Robyn Hitchcock in the Arctic
This post is part two of an ongoing commentary on the arctic and the general environmental disaster facing the world. Robyn Hitchcock really cares about climate change and he focuses his unique artistic style on his writing about the subject. You can read the first part of his dialogue on climate change here [www.sundance.tv].
Two standard responses to the problem of global warming are that
either it’s not really happening or, if it is, there’s nothing we can
do about it now so why not leave all the lights on? Well, it is
happening, and the sooner we tame our energy emissions, the sooner
the earth can return to being habitable for the citizens and other
creatures of the 22nd century. Time is unlikely to stop when we die,
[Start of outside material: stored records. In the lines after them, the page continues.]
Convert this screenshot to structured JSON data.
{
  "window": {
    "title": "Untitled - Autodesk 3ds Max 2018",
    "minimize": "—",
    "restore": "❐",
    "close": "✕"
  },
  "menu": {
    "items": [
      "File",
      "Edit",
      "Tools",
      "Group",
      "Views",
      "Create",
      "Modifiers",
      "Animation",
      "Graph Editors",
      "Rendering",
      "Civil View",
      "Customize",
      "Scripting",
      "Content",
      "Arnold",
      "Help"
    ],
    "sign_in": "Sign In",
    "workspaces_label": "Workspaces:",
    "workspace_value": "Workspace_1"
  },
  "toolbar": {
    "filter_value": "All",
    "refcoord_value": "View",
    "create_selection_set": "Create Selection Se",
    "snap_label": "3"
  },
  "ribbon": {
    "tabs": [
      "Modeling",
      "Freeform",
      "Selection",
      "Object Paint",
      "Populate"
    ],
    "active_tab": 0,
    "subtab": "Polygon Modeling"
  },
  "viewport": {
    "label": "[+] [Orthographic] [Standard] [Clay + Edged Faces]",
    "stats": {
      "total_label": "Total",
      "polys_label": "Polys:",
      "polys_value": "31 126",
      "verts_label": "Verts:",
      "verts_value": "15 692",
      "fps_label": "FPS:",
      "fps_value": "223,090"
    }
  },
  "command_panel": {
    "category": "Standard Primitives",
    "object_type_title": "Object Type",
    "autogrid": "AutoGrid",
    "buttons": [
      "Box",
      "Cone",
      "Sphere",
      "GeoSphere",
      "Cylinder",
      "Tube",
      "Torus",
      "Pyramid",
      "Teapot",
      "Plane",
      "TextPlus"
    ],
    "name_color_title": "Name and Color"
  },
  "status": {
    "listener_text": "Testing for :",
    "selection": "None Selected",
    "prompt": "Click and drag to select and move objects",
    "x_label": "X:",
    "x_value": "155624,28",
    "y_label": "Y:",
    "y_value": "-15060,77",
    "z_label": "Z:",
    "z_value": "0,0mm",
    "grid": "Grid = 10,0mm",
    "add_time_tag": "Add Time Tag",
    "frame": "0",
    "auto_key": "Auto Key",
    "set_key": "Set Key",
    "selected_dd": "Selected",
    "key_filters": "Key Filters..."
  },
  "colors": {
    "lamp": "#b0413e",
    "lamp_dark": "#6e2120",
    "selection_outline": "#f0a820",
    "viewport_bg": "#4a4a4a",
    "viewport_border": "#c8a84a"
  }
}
it just seems that way sometimes. It’s true that we on this Cape
Farewell expedition used aviation fuel and diesel to get here, but we
will take the story back with us and spread it like butter on the
toast of our item-rich society. As the scientists aboard research the
effects of ice-melt on the ocean bed, and trace the possible mutation
of the Gulf-stream through salination tests, we artists are being
exposed to a landscape that cannot fail to affect our work.
Slugs leave trails, sheep leave droppings, bees make honey, and
humans leave two things: art and garbage. Where these meet is called
entertainment. Like others on this ship, I am an entertainer. Last
night some of us played in Murphy’s bar in Illulissat, a small
Greenlandic town which has a post office, fire station, and much
laundry out to dry, despite being under a foot of snow. Some young
local musicians played a fine set of blues rock, aided by KT
Tunstall, Feist and myself with a couple of scientists from the
expedition on backing vocals.
Earlier in the day, I was lucky enough to see Marcus Brigstocke half
way up a snowy crag, doing a stand-up routine in his corduroy suit.
As this was for the cameras, we were told not to laugh, which made
his show even funnier. As his fingers froze, Marcus ranted on the
malevolent spirit of Londoners in traffic, cursing into mobiles about
other cell-phone users at the wheel. In the distance behind him
stretched miles of slowly crumbling blue icebergs, a terrain most of
us had never seen before and, if we leave it more than 10 years, will
never see again.
Just prior to that, as we reached the summit, we discussed The Edgar
Broughton Band and the 1970 Isle Of Wight Festival: the more majestic
the ice-scape around us, the more we sheathed ourselves in pop culture.
We are stardust, we are golden, and we make one hell of a mess.
Greenland has been assaulted by alcohol (‘mad water’) and
Christianity, now it has the chance to make some money selling its
oil. This would be like giving a terminal lung-cancer patient a
consignment of duty-free cigarettes.
The great Isfjord is home to a glacier that has lost 15 kilometers in
as many years. The icebergs shed by this float around Illulissat
harbour, shot through with a luminous blue and looking edible,
somewhere between ice cream and cheese. Like those other endangered
killers, the polar bear and the human, the icebergs can look very
attractive. Scattered on the sea or washed
ashore, each one has a shape that suggests something: a pie on the
horizon, a body under a sheet, a giant nose set free from its face,
or a grinning frog’s head. Deep blue veins run through them, water
that has entered the cracks as the glacier sheds itself and then
frozen. The ever-shifting Arctic light gives the colours of the
icebergs a range from pink to grey, but the blue luminescence that
suffuses them is their most magical quality. The purpose of human
existence may now be simply to go shopping, but a glint of meaning is
to be found by anyone lucky enough to see these floating apparitions.
Look but don’t touch.